## Work task
Would you please copy out each entry exactly?

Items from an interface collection
# # #

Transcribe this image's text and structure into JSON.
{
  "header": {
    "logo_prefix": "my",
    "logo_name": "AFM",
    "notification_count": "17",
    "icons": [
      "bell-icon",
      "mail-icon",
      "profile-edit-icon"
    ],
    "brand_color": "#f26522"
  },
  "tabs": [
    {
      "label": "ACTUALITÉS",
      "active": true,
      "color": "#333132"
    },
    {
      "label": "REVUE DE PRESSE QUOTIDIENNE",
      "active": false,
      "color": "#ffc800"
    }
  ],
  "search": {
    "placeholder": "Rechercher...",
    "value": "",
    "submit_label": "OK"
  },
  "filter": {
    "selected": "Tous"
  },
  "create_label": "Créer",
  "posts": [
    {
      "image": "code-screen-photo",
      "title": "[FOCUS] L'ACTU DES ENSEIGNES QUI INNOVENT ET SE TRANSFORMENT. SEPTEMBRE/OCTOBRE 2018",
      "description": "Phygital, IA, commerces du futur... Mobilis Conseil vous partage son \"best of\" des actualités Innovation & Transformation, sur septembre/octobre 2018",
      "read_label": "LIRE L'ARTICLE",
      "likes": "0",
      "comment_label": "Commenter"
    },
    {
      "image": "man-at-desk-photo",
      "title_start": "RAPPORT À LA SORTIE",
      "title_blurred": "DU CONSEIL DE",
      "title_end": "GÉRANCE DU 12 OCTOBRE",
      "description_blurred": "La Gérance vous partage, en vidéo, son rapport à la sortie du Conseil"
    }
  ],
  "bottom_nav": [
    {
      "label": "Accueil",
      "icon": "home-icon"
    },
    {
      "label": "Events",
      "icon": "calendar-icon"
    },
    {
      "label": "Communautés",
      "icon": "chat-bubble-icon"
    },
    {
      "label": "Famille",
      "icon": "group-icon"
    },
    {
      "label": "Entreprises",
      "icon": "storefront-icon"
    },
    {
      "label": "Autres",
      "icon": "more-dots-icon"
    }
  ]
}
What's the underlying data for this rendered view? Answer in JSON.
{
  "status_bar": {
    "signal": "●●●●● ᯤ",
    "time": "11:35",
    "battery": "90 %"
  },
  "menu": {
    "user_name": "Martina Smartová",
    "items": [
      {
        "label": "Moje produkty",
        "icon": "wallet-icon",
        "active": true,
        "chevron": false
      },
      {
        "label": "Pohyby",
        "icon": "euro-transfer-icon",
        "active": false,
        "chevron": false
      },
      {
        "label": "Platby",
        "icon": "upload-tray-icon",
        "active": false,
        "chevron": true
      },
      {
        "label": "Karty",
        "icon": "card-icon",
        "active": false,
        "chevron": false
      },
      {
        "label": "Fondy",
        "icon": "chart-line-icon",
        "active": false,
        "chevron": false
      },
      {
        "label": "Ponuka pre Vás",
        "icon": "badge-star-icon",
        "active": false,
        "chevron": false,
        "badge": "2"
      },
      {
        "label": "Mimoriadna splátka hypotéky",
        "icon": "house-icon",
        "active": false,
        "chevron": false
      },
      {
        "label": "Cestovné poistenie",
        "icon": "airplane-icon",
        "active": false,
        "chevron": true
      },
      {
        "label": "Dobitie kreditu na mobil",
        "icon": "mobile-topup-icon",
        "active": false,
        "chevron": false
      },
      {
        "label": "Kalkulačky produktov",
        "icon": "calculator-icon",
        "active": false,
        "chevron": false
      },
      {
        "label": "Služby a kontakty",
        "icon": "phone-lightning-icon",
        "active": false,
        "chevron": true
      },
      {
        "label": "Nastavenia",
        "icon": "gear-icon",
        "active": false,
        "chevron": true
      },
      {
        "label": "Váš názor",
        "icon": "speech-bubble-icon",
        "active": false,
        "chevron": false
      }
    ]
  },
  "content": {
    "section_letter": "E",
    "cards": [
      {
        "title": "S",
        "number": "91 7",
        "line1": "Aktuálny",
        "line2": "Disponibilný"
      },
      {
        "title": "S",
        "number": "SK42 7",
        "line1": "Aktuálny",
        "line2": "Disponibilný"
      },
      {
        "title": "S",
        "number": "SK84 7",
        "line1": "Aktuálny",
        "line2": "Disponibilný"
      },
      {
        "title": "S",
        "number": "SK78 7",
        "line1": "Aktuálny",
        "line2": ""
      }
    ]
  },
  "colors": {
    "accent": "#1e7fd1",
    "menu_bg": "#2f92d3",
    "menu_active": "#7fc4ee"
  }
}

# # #

## Written solution
Transcribe this image's text and structure into JSON.
{
  "header": {
    "logo_prefix": "my",
    "logo_name": "AFM",
    "notification_count": "17",
    "icons": [
      "bell-icon",
      "mail-icon",
      "profile-edit-icon"
    ],
    "brand_color": "#f26522"
  },
  "tabs": [
    {
      "label": "ACTUALITÉS",
      "active": true,
      "color": "#333132"
    },
    {
      "label": "REVUE DE PRESSE QUOTIDIENNE",
      "active": false,
      "color": "#ffc800"
    }
  ],
  "search": {
    "placeholder": "Rechercher...",
    "value": "",
    "submit_label": "OK"
  },
  "filter": {
    "selected": "Tous"
  },
  "create_label": "Créer",
  "posts": [
    {
      "image": "code-screen-photo",
      "title": "[FOCUS] L'ACTU DES ENSEIGNES QUI INNOVENT ET SE TRANSFORMENT. SEPTEMBRE/OCTOBRE 2018",
      "description": "Phygital, IA, commerces du futur... Mobilis Conseil vous partage son \"best of\" des actualités Innovation & Transformation, sur septembre/octobre 2018",
      "read_label": "LIRE L'ARTICLE",
      "likes": "0",
      "comment_label": "Commenter"
    },
    {
      "image": "man-at-desk-photo",
      "title_start": "RAPPORT À LA SORTIE",
      "title_blurred": "DU CONSEIL DE",
      "title_end": "GÉRANCE DU 12 OCTOBRE",
      "description_blurred": "La Gérance vous partage, en vidéo, son rapport à la sortie du Conseil"
    }
  ],
  "bottom_nav": [
    {
      "label": "Accueil",
      "icon": "home-icon"
    },
    {
      "label": "Events",
      "icon": "calendar-icon"
    },
    {
      "label": "Communautés",
      "icon": "chat-bubble-icon"
    },
    {
      "label": "Famille",
      "icon": "group-icon"
    },
    {
      "label": "Entreprises",
      "icon": "storefront-icon"
    },
    {
      "label": "Autres",
      "icon": "more-dots-icon"
    }
  ]
}
What's the underlying data for this rendered view? Answer in JSON.
{
  "status_bar": {
    "signal": "●●●●● ᯤ",
    "time": "11:35",
    "battery": "90 %"
  },
  "menu": {
    "user_name": "Martina Smartová",
    "items": [
      {
        "label": "Moje produkty",
        "icon": "wallet-icon",
        "active": true,
        "chevron": false
      },
      {
        "label": "Pohyby",
        "icon": "euro-transfer-icon",
        "active": false,
        "chevron": false
      },
      {
        "label": "Platby",
        "icon": "upload-tray-icon",
        "active": false,
        "chevron": true
      },
      {
        "label": "Karty",
        "icon": "card-icon",
        "active": false,
        "chevron": false
      },
      {
        "label": "Fondy",
        "icon": "chart-line-icon",
        "active": false,
        "chevron": false
      },
      {
        "label": "Ponuka pre Vás",
        "icon": "badge-star-icon",
        "active": false,
        "chevron": false,
        "badge": "2"
      },
      {
        "label": "Mimoriadna splátka hypotéky",
        "icon": "house-icon",
        "active": false,
        "chevron": false
      },
      {
        "label": "Cestovné poistenie",
        "icon": "airplane-icon",
        "active": false,
        "chevron": true
      },
      {
        "label": "Dobitie kreditu na mobil",
        "icon": "mobile-topup-icon",
        "active": false,
        "chevron": false
      },
      {
        "label": "Kalkulačky produktov",
        "icon": "calculator-icon",
        "active": false,
        "chevron": false
      },
      {
        "label": "Služby a kontakty",
        "icon": "phone-lightning-icon",
        "active": false,
        "chevron": true
      },
      {
        "label": "Nastavenia",
        "icon": "gear-icon",
        "active": false,
        "chevron": true
      },
      {
        "label": "Váš názor",
        "icon": "speech-bubble-icon",
        "active": false,
        "chevron": false
      }
    ]
  },
  "content": {
    "section_letter": "E",
    "cards": [
      {
        "title": "S",
        "number": "91 7",
        "line1": "Aktuálny",
        "line2": "Disponibilný"
      },
      {
        "title": "S",
        "number": "SK42 7",
        "line1": "Aktuálny",
        "line2": "Disponibilný"
      },
      {
        "title": "S",
        "number": "SK84 7",
        "line1": "Aktuálny",
        "line2": "Disponibilný"
      },
      {
        "title": "S",
        "number": "SK78 7",
        "line1": "Aktuálny",
        "line2": ""
      }
    ]
  },
  "colors": {
    "accent": "#1e7fd1",
    "menu_bg": "#2f92d3",
    "menu_active": "#7fc4ee"
  }
}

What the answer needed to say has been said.